Problem to work on: Only the lines that hold the word "JSON" are wanted from this listing.
• • •
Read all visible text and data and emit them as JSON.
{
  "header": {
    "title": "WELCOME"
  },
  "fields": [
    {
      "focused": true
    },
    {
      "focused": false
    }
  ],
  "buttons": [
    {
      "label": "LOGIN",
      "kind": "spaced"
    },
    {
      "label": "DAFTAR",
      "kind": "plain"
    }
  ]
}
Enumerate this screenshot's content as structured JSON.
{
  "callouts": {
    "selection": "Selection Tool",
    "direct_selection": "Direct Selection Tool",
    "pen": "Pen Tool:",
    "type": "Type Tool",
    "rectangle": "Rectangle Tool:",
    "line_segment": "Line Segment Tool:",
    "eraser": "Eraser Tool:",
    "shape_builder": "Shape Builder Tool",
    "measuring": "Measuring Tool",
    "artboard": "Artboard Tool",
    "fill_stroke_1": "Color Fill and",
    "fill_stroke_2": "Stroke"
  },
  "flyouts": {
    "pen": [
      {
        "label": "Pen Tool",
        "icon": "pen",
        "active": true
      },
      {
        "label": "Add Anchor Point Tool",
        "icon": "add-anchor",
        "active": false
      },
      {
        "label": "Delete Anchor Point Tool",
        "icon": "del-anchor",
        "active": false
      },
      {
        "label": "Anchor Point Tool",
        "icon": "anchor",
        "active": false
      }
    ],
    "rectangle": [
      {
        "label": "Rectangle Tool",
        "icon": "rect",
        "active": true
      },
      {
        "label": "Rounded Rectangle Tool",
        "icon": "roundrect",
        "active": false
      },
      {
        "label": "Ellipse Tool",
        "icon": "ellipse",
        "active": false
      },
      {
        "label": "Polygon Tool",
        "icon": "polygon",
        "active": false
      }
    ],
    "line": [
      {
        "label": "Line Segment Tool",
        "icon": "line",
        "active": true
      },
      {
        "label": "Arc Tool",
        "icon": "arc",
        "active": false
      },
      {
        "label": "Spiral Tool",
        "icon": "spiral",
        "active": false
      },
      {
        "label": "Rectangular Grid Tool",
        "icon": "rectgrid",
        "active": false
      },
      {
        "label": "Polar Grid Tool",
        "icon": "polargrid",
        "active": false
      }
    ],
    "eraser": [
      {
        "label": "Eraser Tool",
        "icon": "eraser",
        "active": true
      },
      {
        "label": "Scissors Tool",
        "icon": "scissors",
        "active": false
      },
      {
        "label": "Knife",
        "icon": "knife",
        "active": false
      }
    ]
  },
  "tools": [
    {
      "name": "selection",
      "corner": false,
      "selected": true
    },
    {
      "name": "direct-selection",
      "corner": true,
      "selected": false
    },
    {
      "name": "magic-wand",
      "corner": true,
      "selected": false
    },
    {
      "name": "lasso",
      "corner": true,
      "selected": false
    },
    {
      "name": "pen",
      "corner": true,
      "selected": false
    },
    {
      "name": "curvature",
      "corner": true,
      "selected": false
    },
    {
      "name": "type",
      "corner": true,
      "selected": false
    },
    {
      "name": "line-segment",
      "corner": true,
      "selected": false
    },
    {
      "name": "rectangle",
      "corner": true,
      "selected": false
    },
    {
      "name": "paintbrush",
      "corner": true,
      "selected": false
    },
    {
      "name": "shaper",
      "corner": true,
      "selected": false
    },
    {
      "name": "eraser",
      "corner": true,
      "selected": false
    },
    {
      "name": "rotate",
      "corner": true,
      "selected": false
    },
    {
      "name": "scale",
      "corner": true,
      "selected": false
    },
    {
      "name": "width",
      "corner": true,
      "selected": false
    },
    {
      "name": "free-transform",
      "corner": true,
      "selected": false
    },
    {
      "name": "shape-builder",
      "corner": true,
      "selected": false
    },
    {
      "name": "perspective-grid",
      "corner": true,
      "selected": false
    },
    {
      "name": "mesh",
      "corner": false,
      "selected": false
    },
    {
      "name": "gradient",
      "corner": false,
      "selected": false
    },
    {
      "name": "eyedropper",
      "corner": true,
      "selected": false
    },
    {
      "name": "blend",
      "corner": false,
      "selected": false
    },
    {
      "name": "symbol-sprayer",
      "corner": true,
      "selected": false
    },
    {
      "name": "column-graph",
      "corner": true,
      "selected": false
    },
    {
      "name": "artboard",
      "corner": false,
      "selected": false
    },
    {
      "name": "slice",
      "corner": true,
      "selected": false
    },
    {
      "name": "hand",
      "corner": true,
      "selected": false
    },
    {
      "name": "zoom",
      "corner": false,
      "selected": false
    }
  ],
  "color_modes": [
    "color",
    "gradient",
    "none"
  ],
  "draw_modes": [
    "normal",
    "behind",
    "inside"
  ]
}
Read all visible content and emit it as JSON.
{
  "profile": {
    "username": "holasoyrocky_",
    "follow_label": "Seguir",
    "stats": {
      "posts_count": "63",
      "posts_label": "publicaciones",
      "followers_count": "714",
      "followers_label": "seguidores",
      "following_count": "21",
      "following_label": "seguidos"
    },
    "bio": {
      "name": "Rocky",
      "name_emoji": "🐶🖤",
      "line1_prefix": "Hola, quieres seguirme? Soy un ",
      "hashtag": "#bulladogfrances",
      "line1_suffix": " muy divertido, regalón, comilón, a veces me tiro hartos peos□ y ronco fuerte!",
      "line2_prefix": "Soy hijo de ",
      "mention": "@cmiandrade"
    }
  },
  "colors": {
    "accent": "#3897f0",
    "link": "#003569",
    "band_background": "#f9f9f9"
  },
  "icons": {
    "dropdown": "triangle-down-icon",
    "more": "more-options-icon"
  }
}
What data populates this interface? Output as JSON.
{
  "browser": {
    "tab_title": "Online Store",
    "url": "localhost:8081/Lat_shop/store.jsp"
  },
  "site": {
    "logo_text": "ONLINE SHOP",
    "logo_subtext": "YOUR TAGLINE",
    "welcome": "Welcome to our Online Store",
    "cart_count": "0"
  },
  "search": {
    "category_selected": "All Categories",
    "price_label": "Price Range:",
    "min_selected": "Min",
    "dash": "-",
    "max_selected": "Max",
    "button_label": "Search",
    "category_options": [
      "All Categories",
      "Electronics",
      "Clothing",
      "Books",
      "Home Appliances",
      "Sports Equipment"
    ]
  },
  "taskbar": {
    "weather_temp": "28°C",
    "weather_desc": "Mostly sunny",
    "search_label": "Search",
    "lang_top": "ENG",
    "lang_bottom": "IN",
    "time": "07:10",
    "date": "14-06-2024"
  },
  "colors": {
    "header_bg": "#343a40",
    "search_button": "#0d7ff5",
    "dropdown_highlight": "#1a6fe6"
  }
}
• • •
Task solution:
Read all visible text and data and emit them as JSON.
Enumerate this screenshot's content as structured JSON.
Read all visible content and emit it as JSON.
What data populates this interface? Output as JSON.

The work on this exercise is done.